## EXERCISE OBJECTIVE:
Each line of the data has to be written out again exactly as shown.

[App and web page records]
-----
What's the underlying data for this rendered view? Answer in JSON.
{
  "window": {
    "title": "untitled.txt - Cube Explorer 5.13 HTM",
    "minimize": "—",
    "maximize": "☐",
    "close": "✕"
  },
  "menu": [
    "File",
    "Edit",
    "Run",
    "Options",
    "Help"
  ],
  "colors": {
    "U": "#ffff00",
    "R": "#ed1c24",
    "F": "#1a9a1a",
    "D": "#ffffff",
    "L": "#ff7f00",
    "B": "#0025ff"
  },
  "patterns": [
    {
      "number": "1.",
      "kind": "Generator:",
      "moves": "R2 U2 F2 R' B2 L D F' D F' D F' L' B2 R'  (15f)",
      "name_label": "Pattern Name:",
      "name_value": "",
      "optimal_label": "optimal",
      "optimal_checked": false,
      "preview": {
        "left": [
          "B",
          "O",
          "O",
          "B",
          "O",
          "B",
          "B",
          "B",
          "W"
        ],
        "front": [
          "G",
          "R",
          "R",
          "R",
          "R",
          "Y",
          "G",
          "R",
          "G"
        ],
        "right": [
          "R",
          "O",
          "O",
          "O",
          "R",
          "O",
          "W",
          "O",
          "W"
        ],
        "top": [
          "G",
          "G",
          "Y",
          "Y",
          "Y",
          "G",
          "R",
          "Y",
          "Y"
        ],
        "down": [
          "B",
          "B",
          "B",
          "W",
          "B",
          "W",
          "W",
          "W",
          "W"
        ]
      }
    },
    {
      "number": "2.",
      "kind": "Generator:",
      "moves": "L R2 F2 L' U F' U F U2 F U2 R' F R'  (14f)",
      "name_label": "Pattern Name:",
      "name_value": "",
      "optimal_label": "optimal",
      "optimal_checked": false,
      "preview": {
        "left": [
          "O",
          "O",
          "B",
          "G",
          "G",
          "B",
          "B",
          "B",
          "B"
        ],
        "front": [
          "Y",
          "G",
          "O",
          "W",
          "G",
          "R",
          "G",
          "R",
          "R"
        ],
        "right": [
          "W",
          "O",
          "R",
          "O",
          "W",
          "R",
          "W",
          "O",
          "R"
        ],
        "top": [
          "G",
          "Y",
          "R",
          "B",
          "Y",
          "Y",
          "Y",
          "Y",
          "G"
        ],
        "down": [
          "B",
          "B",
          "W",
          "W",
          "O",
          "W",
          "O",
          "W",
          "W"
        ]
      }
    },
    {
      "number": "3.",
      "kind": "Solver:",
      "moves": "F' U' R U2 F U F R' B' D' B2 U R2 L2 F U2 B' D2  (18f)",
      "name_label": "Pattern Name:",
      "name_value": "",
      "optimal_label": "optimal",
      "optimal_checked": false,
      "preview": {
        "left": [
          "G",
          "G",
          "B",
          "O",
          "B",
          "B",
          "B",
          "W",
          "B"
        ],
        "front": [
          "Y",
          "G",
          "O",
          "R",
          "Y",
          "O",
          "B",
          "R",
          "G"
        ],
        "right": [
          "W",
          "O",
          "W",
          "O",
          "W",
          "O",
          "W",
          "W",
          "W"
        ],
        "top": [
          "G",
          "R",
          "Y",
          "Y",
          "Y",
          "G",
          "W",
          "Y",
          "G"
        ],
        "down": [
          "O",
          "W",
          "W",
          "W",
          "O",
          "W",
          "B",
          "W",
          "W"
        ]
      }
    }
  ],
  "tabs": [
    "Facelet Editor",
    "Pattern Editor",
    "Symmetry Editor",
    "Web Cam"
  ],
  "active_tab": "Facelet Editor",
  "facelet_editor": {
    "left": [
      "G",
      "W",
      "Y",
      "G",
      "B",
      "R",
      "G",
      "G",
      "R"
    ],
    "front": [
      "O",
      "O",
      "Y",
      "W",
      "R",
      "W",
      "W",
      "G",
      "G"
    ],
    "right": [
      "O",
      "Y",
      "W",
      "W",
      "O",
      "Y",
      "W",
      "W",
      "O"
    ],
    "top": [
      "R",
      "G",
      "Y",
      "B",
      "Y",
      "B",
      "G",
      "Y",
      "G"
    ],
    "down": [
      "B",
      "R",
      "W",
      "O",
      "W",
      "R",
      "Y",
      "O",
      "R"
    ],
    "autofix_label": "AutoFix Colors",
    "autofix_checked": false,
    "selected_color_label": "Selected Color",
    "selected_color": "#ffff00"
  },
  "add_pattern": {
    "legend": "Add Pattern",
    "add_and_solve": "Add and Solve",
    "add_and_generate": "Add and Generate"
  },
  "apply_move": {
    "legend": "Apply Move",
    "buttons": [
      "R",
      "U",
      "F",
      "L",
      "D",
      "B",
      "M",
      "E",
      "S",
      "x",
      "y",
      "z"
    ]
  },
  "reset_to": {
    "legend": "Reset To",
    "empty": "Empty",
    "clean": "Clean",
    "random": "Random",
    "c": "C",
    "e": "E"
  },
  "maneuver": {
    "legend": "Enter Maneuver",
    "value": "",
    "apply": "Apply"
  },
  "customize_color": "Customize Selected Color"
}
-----
## RESULT OF THE EXERCISE:
What's the underlying data for this rendered view? Answer in JSON.
{
  "window": {
    "title": "untitled.txt - Cube Explorer 5.13 HTM",
    "minimize": "—",
    "maximize": "☐",
    "close": "✕"
  },
  "menu": [
    "File",
    "Edit",
    "Run",
    "Options",
    "Help"
  ],
  "colors": {
    "U": "#ffff00",
    "R": "#ed1c24",
    "F": "#1a9a1a",
    "D": "#ffffff",
    "L": "#ff7f00",
    "B": "#0025ff"
  },
  "patterns": [
    {
      "number": "1.",
      "kind": "Generator:",
      "moves": "R2 U2 F2 R' B2 L D F' D F' D F' L' B2 R'  (15f)",
      "name_label": "Pattern Name:",
      "name_value": "",
      "optimal_label": "optimal",
      "optimal_checked": false,
      "preview": {
        "left": [
          "B",
          "O",
          "O",
          "B",
          "O",
          "B",
          "B",
          "B",
          "W"
        ],
        "front": [
          "G",
          "R",
          "R",
          "R",
          "R",
          "Y",
          "G",
          "R",
          "G"
        ],
        "right": [
          "R",
          "O",
          "O",
          "O",
          "R",
          "O",
          "W",
          "O",
          "W"
        ],
        "top": [
          "G",
          "G",
          "Y",
          "Y",
          "Y",
          "G",
          "R",
          "Y",
          "Y"
        ],
        "down": [
          "B",
          "B",
          "B",
          "W",
          "B",
          "W",
          "W",
          "W",
          "W"
        ]
      }
    },
    {
      "number": "2.",
      "kind": "Generator:",
      "moves": "L R2 F2 L' U F' U F U2 F U2 R' F R'  (14f)",
      "name_label": "Pattern Name:",
      "name_value": "",
      "optimal_label": "optimal",
      "optimal_checked": false,
      "preview": {
        "left": [
          "O",
          "O",
          "B",
          "G",
          "G",
          "B",
          "B",
          "B",
          "B"
        ],
        "front": [
          "Y",
          "G",
          "O",
          "W",
          "G",
          "R",
          "G",
          "R",
          "R"
        ],
        "right": [
          "W",
          "O",
          "R",
          "O",
          "W",
          "R",
          "W",
          "O",
          "R"
        ],
        "top": [
          "G",
          "Y",
          "R",
          "B",
          "Y",
          "Y",
          "Y",
          "Y",
          "G"
        ],
        "down": [
          "B",
          "B",
          "W",
          "W",
          "O",
          "W",
          "O",
          "W",
          "W"
        ]
      }
    },
    {
      "number": "3.",
      "kind": "Solver:",
      "moves": "F' U' R U2 F U F R' B' D' B2 U R2 L2 F U2 B' D2  (18f)",
      "name_label": "Pattern Name:",
      "name_value": "",
      "optimal_label": "optimal",
      "optimal_checked": false,
      "preview": {
        "left": [
          "G",
          "G",
          "B",
          "O",
          "B",
          "B",
          "B",
          "W",
          "B"
        ],
        "front": [
          "Y",
          "G",
          "O",
          "R",
          "Y",
          "O",
          "B",
          "R",
          "G"
        ],
        "right": [
          "W",
          "O",
          "W",
          "O",
          "W",
          "O",
          "W",
          "W",
          "W"
        ],
        "top": [
          "G",
          "R",
          "Y",
          "Y",
          "Y",
          "G",
          "W",
          "Y",
          "G"
        ],
        "down": [
          "O",
          "W",
          "W",
          "W",
          "O",
          "W",
          "B",
          "W",
          "W"
        ]
      }
    }
  ],
  "tabs": [
    "Facelet Editor",
    "Pattern Editor",
    "Symmetry Editor",
    "Web Cam"
  ],
  "active_tab": "Facelet Editor",
  "facelet_editor": {
    "left": [
      "G",
      "W",
      "Y",
      "G",
      "B",
      "R",
      "G",
      "G",
      "R"
    ],
    "front": [
      "O",
      "O",
      "Y",
      "W",
      "R",
      "W",
      "W",
      "G",
      "G"
    ],
    "right": [
      "O",
      "Y",
      "W",
      "W",
      "O",
      "Y",
      "W",
      "W",
      "O"
    ],
    "top": [
      "R",
      "G",
      "Y",
      "B",
      "Y",
      "B",
      "G",
      "Y",
      "G"
    ],
    "down": [
      "B",
      "R",
      "W",
      "O",
      "W",
      "R",
      "Y",
      "O",
      "R"
    ],
    "autofix_label": "AutoFix Colors",
    "autofix_checked": false,
    "selected_color_label": "Selected Color",
    "selected_color": "#ffff00"
  },
  "add_pattern": {
    "legend": "Add Pattern",
    "add_and_solve": "Add and Solve",
    "add_and_generate": "Add and Generate"
  },
  "apply_move": {
    "legend": "Apply Move",
    "buttons": [
      "R",
      "U",
      "F",
      "L",
      "D",
      "B",
      "M",
      "E",
      "S",
      "x",
      "y",
      "z"
    ]
  },
  "reset_to": {
    "legend": "Reset To",
    "empty": "Empty",
    "clean": "Clean",
    "random": "Random",
    "c": "C",
    "e": "E"
  },
  "maneuver": {
    "legend": "Enter Maneuver",
    "value": "",
    "apply": "Apply"
  },
  "customize_color": "Customize Selected Color"
}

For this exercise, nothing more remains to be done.